Lung cancer is the leading cause of cancer-related death in the United States. However, patients with early lung cancer have lower lung cancer–related mortality, and screening with low-dose computed tomography in high-risk groups correlates with a reduction in overall mortality.
Multidisciplinary evaluation, including early integration of palliative care, for patients with locally advanced or metastatic non–small cell lung cancer (NSCLC), improves patient outcomes and quality of life.
Immune checkpoint therapies, particularly therapies targeting the programmed cell death protein 1–programmed cell death ligand 1 pathway are now the standard (as a single agent or as a part of combination) therapy for first-line treatment of metastatic NSCLC that does not harbor targetable mutations and should be considered for all patients if there are no contraindications.

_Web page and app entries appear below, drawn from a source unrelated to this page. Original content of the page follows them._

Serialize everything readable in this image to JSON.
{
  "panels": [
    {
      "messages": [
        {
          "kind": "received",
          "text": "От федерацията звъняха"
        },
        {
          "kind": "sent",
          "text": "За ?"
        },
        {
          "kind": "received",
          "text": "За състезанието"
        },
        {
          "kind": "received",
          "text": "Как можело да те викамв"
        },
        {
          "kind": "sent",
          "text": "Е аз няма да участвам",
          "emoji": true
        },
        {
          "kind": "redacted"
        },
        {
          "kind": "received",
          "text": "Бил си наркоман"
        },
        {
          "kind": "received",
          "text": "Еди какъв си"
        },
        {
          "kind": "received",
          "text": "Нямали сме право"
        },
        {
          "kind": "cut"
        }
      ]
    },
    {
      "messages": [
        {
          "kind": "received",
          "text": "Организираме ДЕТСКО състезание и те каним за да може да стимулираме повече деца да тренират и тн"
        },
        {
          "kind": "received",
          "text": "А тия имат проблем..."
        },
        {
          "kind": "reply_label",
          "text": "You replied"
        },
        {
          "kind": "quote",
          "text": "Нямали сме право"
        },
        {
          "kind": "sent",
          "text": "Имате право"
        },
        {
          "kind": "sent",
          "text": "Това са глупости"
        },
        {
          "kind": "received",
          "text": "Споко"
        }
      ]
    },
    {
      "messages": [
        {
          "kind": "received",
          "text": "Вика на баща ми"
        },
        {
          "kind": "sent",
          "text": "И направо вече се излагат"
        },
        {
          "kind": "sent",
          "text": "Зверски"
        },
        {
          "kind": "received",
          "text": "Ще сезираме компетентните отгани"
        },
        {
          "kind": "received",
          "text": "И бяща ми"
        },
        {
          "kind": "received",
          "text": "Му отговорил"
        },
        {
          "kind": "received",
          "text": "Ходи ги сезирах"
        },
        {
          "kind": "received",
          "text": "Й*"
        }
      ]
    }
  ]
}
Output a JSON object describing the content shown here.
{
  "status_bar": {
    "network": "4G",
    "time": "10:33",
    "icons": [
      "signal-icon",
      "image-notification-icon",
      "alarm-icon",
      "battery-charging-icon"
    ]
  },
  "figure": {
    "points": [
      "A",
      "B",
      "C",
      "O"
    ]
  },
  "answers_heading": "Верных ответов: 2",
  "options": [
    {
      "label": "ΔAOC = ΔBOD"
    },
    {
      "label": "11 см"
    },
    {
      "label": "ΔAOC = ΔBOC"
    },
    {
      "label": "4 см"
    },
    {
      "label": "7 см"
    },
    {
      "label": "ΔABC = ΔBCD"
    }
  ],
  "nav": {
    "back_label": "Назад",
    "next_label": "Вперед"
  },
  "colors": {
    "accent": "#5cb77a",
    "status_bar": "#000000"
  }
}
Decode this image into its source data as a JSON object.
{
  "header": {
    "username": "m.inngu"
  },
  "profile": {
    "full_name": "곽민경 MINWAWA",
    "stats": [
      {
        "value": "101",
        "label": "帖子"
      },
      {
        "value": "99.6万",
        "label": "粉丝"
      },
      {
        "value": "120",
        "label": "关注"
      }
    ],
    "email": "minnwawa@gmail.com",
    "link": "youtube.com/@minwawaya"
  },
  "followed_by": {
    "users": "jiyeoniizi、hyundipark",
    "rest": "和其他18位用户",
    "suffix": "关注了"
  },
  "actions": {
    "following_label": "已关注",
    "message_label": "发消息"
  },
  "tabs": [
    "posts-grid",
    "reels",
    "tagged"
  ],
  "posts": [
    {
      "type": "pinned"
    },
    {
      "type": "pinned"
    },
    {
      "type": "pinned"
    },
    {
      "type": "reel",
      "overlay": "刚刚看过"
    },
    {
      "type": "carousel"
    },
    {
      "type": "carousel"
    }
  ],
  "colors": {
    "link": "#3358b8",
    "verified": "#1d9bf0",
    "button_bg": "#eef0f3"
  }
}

Lung cancer is the second most common cancer in women (after breast cancer) and in men (after prostate cancer) but is the most common cause of cancer-related death.1 Every year, more than 1.7 million patients die of lung cancer worldwide.2 About 70% of patients are diagnosed in advanced stages of disease, when the probability of cure is low. Over the years, lung cancer screening efforts and technological advancements in imaging studies have increased the detection of lung cancer in earlier stages; advances in minimally invasive techniques for diagnosis, radiation therapy, and multimodality approaches in locally advanced disease in non–small cell lung cancer (NSCLC) have improved clinical outcomes. Furthermore, in the metastatic setting, advances in targeted therapies in patients with actionable mutations and introduction of immune checkpoint inhibitors (ICIs) used as single agents or in combination have contributed to significant improvements in overall survival (OS). The eventual survival of a patient depends on factors such as presence or absence of comorbidities, stage, tumor characteristics, and performance status as discussed in this chapter.
Lung cancer is broadly divided into small cell lung cancer (SCLC) and NSCLC. Approximately 85% of lung cancers are NSCLC. This chapter describes the epidemiology, etiology, histology, prevention, and molecular biology of NSCLC. The multidisciplinary management of stages I to III is described followed by treatment of stage IV NSCLC without an oncogene driver. Chapter 25 focuses on treatment of patients with NSCLC with a targetable mutation. We will review current clinical knowledge in these areas, with an emphasis on our approach at the University of Texas MD Anderson Cancer Center (MDACC).
Lung cancer is rarely diagnosed in people younger than 35 years old. Indeed, the median age for lung cancer in the United States in 70 years of age. Incidence and death rates rise exponentially until age 75 years, when a plateau is reached. NSCLC accounts for the greatest number of deaths from cancer in both men and women over age 60 years.
The geographic, social, and temporal trends of the incidence of NSCLC are closely related to tobacco consumption. In developed Western countries, ...